From the peer reviewed paper 'False Allegations of Child Abuse in Cases of Childhood Myalgic Encephalomeyelitis (ME) by Jane Colby

M. You speak positively about the social workers and how they dealt with your family.

The head of Social Services supported us after we were cleared and for this we are truly grateful. We do not blame them at all. However we do blame the Paediatrician because she suggested I may be fabricating my children's illness. Don’t get me wrong, I agree with Child protection, but not the way it was used to abuse us as a family. Had she have worked with us this would not have happened. The schools also had a heavy hand in this and made me out to be someone I am not, just because I have always spoken up for my children. We all have the emotional scars from this.
I would like to say thank you to:

Jane Colby for her selfless help and support when she is also ill with ME and the lovely team at Tymes Trust for their invaluable support. We as a family felt so passionately that Jane should get the recognition that she so rightly deserves that I started the ball rolling for Jane to be nominated for the Pride Of Essex Award for helping not only my family but many many others.

Dr Nigel Speight who helped us tremendously. I put him in the Pride of Britain Awards and got other parents to vote for him. He is Our family 'Hero'.    

Dr Nigel Speight writes new review of the history of ME/CFS, its clinical features and controversies | 3 June 2013

Oliver Colvile MP and Mrs Sally Hamilton who we call our Guardian Angel and who went above and beyond the call of duty. 

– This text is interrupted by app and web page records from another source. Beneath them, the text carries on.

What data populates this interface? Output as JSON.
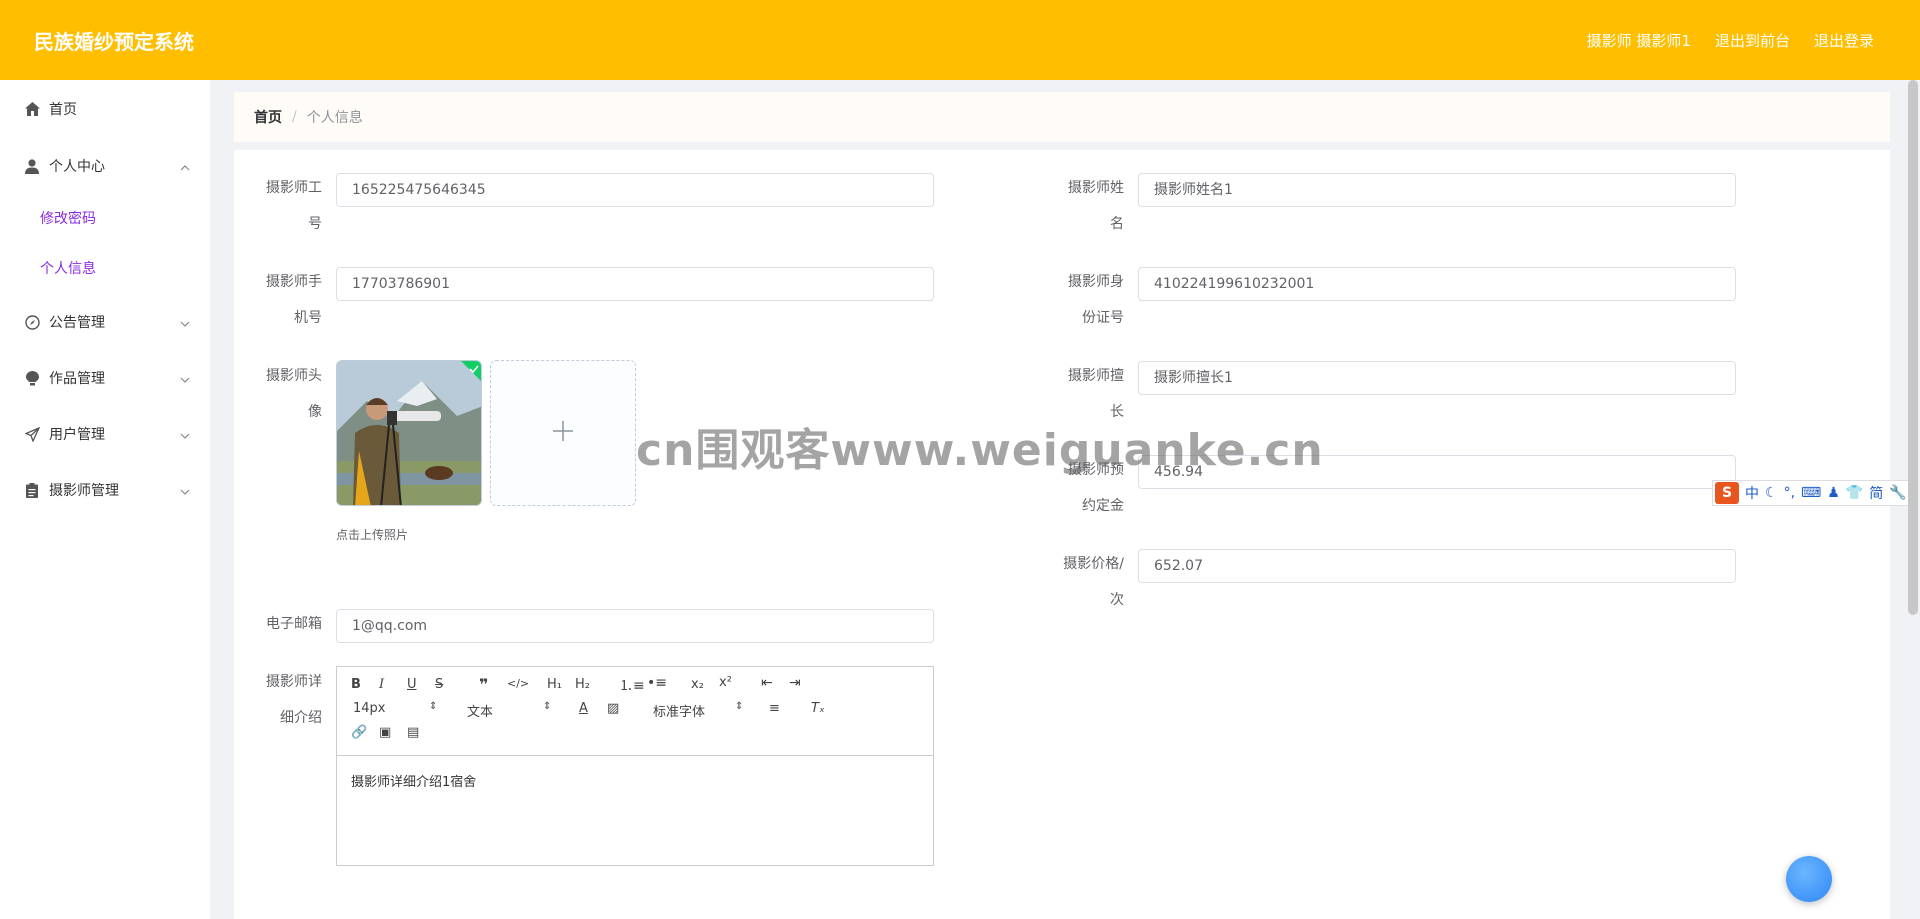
{
  "header": {
    "app_title": "民族婚纱预定系统",
    "user_label": "摄影师 摄影师1",
    "front_link": "退出到前台",
    "logout_link": "退出登录"
  },
  "sidebar": {
    "items": [
      {
        "label": "首页",
        "icon": "home-icon"
      },
      {
        "label": "个人中心",
        "icon": "user-icon",
        "expanded": true,
        "children": [
          {
            "label": "修改密码"
          },
          {
            "label": "个人信息"
          }
        ]
      },
      {
        "label": "公告管理",
        "icon": "compass-icon"
      },
      {
        "label": "作品管理",
        "icon": "lightbulb-icon"
      },
      {
        "label": "用户管理",
        "icon": "send-icon"
      },
      {
        "label": "摄影师管理",
        "icon": "clipboard-icon"
      }
    ]
  },
  "breadcrumb": {
    "home": "首页",
    "separator": "/",
    "current": "个人信息"
  },
  "form": {
    "worker_id": {
      "label": "摄影师工号",
      "value": "165225475646345"
    },
    "name": {
      "label": "摄影师姓名",
      "value": "摄影师姓名1"
    },
    "phone": {
      "label": "摄影师手机号",
      "value": "17703786901"
    },
    "id_card": {
      "label": "摄影师身份证号",
      "value": "410224199610232001"
    },
    "avatar": {
      "label": "摄影师头像",
      "upload_tip": "点击上传照片",
      "uploaded": true
    },
    "specialty": {
      "label": "摄影师擅长",
      "value": "摄影师擅长1"
    },
    "deposit": {
      "label": "摄影师预约定金",
      "value": "456.94"
    },
    "price": {
      "label": "摄影价格/次",
      "value": "652.07"
    },
    "email": {
      "label": "电子邮箱",
      "value": "1@qq.com"
    },
    "intro": {
      "label": "摄影师详细介绍",
      "content": "摄影师详细介绍1宿舍",
      "font_size": "14px",
      "block_type": "文本",
      "font_family": "标准字体"
    }
  },
  "overlay": {
    "watermark": "cn围观客www.weiguanke.cn",
    "ime_s": "S",
    "ime_mode": "中",
    "ime_simplified": "简"
  },
  "colors": {
    "header": "#ffbf00",
    "submenu_active": "#8a2be2",
    "float_button": "#2f87f5"
  }
}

My dear Mum and Dad and my sister who supported me through this horrific time. My mum for always being at the end of the phone at any time, for helping me with wording when I wrote letters, for being there to cry to and hug. I just love them all so much and can't thank them enough.

My beloved Roger who helped and supported, not only me but our beautiful family through such a traumatic time. It has made our family and our love stronger and I love Roger and all my precious children with my everything.

And last but not least to all my friends for the love and support you have given us over the years. 

So proud of my children today